Provided entries:
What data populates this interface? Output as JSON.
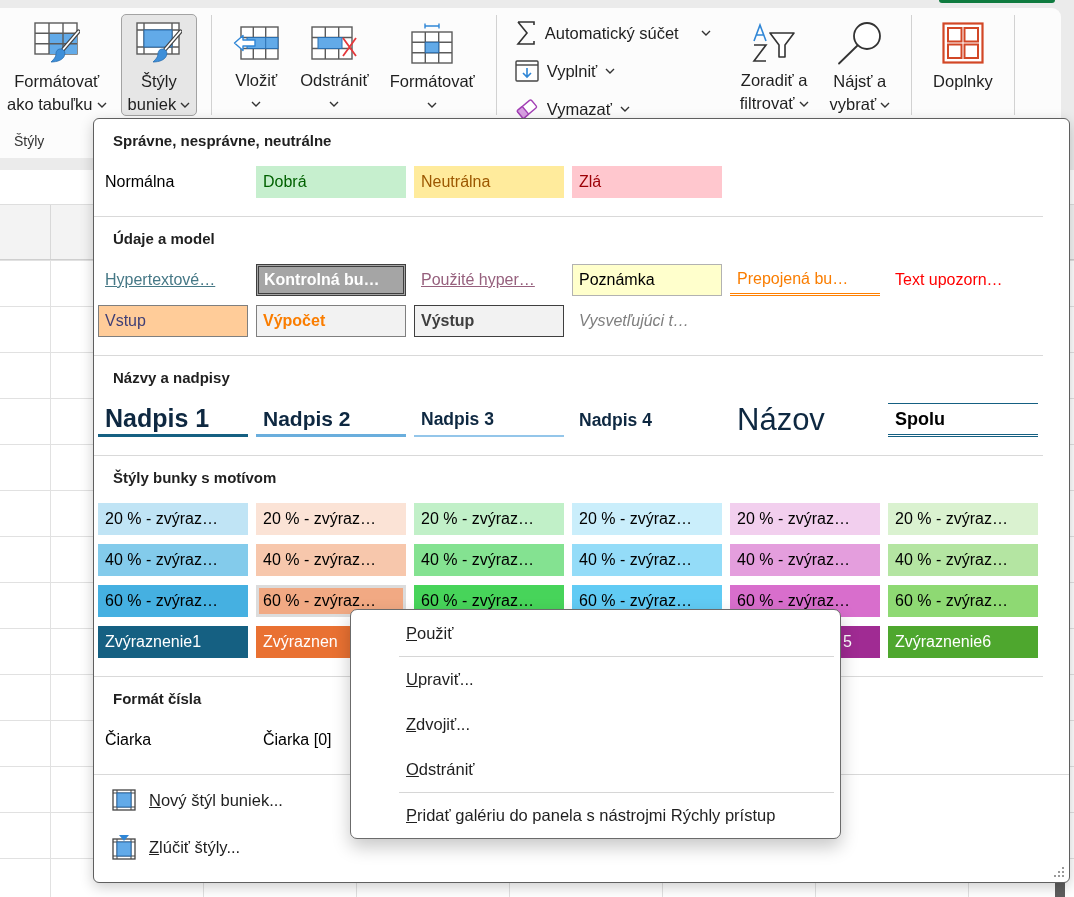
{
  "ribbon": {
    "groups": [
      {
        "label": "Štýly",
        "buttons": [
          {
            "kind": "format-table",
            "label": [
              "Formátovať",
              "ako tabuľku"
            ],
            "dropdown": true,
            "pressed": false
          },
          {
            "kind": "cell-styles",
            "label": [
              "Štýly",
              "buniek"
            ],
            "dropdown": true,
            "pressed": true
          }
        ]
      },
      {
        "buttons": [
          {
            "kind": "insert",
            "label": [
              "Vložiť"
            ],
            "dropdown": true,
            "pressed": false
          },
          {
            "kind": "delete",
            "label": [
              "Odstrániť"
            ],
            "dropdown": true,
            "pressed": false
          },
          {
            "kind": "format",
            "label": [
              "Formátovať"
            ],
            "dropdown": true,
            "pressed": false
          }
        ]
      },
      {
        "small_buttons": [
          {
            "kind": "autosum",
            "label": "Automatický súčet",
            "dropdown": true
          },
          {
            "kind": "fill",
            "label": "Vyplniť",
            "dropdown": true
          },
          {
            "kind": "clear",
            "label": "Vymazať",
            "dropdown": true
          }
        ],
        "buttons": [
          {
            "kind": "sort-filter",
            "label": [
              "Zoradiť a",
              "filtrovať"
            ],
            "dropdown": true,
            "pressed": false
          },
          {
            "kind": "find",
            "label": [
              "Nájsť a",
              "vybrať"
            ],
            "dropdown": true,
            "pressed": false
          }
        ]
      },
      {
        "buttons": [
          {
            "kind": "addins",
            "label": [
              "Doplnky"
            ],
            "dropdown": false,
            "pressed": false
          }
        ]
      }
    ]
  },
  "gallery": {
    "sections": [
      {
        "title": "Správne, nesprávne, neutrálne",
        "rows": [
          [
            {
              "kind": "normal",
              "text": "Normálna",
              "selected": false
            },
            {
              "kind": "good",
              "text": "Dobrá",
              "selected": false
            },
            {
              "kind": "neutral",
              "text": "Neutrálna",
              "selected": false
            },
            {
              "kind": "bad",
              "text": "Zlá",
              "selected": false
            }
          ]
        ]
      },
      {
        "title": "Údaje a model",
        "rows": [
          [
            {
              "kind": "link",
              "text": "Hypertextové…",
              "selected": false
            },
            {
              "kind": "check",
              "text": "Kontrolná bu…",
              "selected": false
            },
            {
              "kind": "visited",
              "text": "Použité hyper…",
              "selected": false
            },
            {
              "kind": "note",
              "text": "Poznámka",
              "selected": false
            },
            {
              "kind": "linked",
              "text": "Prepojená bu…",
              "selected": false
            },
            {
              "kind": "warning",
              "text": "Text upozorn…",
              "selected": false
            }
          ],
          [
            {
              "kind": "input",
              "text": "Vstup",
              "selected": false
            },
            {
              "kind": "calc",
              "text": "Výpočet",
              "selected": false
            },
            {
              "kind": "output",
              "text": "Výstup",
              "selected": false
            },
            {
              "kind": "explain",
              "text": "Vysvetľujúci t…",
              "selected": false
            }
          ]
        ]
      },
      {
        "title": "Názvy a nadpisy",
        "rows": [
          [
            {
              "kind": "h1",
              "text": "Nadpis 1",
              "selected": false
            },
            {
              "kind": "h2",
              "text": "Nadpis 2",
              "selected": false
            },
            {
              "kind": "h3",
              "text": "Nadpis 3",
              "selected": false
            },
            {
              "kind": "h4",
              "text": "Nadpis 4",
              "selected": false
            },
            {
              "kind": "title",
              "text": "Názov",
              "selected": false
            },
            {
              "kind": "total",
              "text": "Spolu",
              "selected": false
            }
          ]
        ]
      },
      {
        "title": "Štýly bunky s motívom",
        "rows": [
          [
            {
              "kind": "tint",
              "text": "20 % - zvýraz…",
              "color": "#c0e4f5",
              "selected": false
            },
            {
              "kind": "tint",
              "text": "20 % - zvýraz…",
              "color": "#fbe3d6",
              "selected": false
            },
            {
              "kind": "tint",
              "text": "20 % - zvýraz…",
              "color": "#c1f0c8",
              "selected": false
            },
            {
              "kind": "tint",
              "text": "20 % - zvýraz…",
              "color": "#caeefb",
              "selected": false
            },
            {
              "kind": "tint",
              "text": "20 % - zvýraz…",
              "color": "#f2cfee",
              "selected": false
            },
            {
              "kind": "tint",
              "text": "20 % - zvýraz…",
              "color": "#daf2d0",
              "selected": false
            }
          ],
          [
            {
              "kind": "tint",
              "text": "40 % - zvýraz…",
              "color": "#83cbeb",
              "selected": false
            },
            {
              "kind": "tint",
              "text": "40 % - zvýraz…",
              "color": "#f7c7ac",
              "selected": false
            },
            {
              "kind": "tint",
              "text": "40 % - zvýraz…",
              "color": "#84e291",
              "selected": false
            },
            {
              "kind": "tint",
              "text": "40 % - zvýraz…",
              "color": "#94dcf8",
              "selected": false
            },
            {
              "kind": "tint",
              "text": "40 % - zvýraz…",
              "color": "#e49edd",
              "selected": false
            },
            {
              "kind": "tint",
              "text": "40 % - zvýraz…",
              "color": "#b4e5a2",
              "selected": false
            }
          ],
          [
            {
              "kind": "tint",
              "text": "60 % - zvýraz…",
              "color": "#45b0e1",
              "selected": false
            },
            {
              "kind": "tint",
              "text": "60 % - zvýraz…",
              "color": "#f1a983",
              "selected": true
            },
            {
              "kind": "tint",
              "text": "60 % - zvýraz…",
              "color": "#47d45a",
              "selected": false
            },
            {
              "kind": "tint",
              "text": "60 % - zvýraz…",
              "color": "#61cbf4",
              "selected": false
            },
            {
              "kind": "tint",
              "text": "60 % - zvýraz…",
              "color": "#d86ecc",
              "selected": false
            },
            {
              "kind": "tint",
              "text": "60 % - zvýraz…",
              "color": "#8ed973",
              "selected": false
            }
          ],
          [
            {
              "kind": "accent",
              "text": "Zvýraznenie1",
              "color": "#156082",
              "selected": false
            },
            {
              "kind": "accent",
              "text": "Zvýraznen",
              "color": "#e97132",
              "selected": false
            },
            "",
            "",
            {
              "kind": "tail",
              "text": "5",
              "color": "#a02b93",
              "selected": false
            },
            {
              "kind": "accent",
              "text": "Zvýraznenie6",
              "color": "#4ea72e",
              "selected": false
            }
          ]
        ]
      },
      {
        "title": "Formát čísla",
        "rows": [
          [
            {
              "kind": "normal",
              "text": "Čiarka",
              "selected": false
            },
            {
              "kind": "normal",
              "text": "Čiarka [0]",
              "selected": false
            }
          ]
        ]
      }
    ],
    "commands": [
      {
        "kind": "new-style",
        "label": "Nový štýl buniek..."
      },
      {
        "kind": "merge-styles",
        "label": "Zlúčiť štýly..."
      }
    ]
  },
  "context_menu": {
    "items": [
      {
        "kind": "command",
        "label": "Použiť"
      },
      {
        "kind": "separator"
      },
      {
        "kind": "command",
        "label": "Upraviť..."
      },
      {
        "kind": "command",
        "label": "Zdvojiť..."
      },
      {
        "kind": "command",
        "label": "Odstrániť"
      },
      {
        "kind": "separator"
      },
      {
        "kind": "command",
        "label": "Pridať galériu do panela s nástrojmi Rýchly prístup"
      }
    ]
  }
}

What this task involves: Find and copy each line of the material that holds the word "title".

Problem solution:
        "title": "Správne, nesprávne, neutrálne",
        "title": "Údaje a model",
        "title": "Názvy a nadpisy",
              "kind": "title",
        "title": "Štýly bunky s motívom",
        "title": "Formát čísla",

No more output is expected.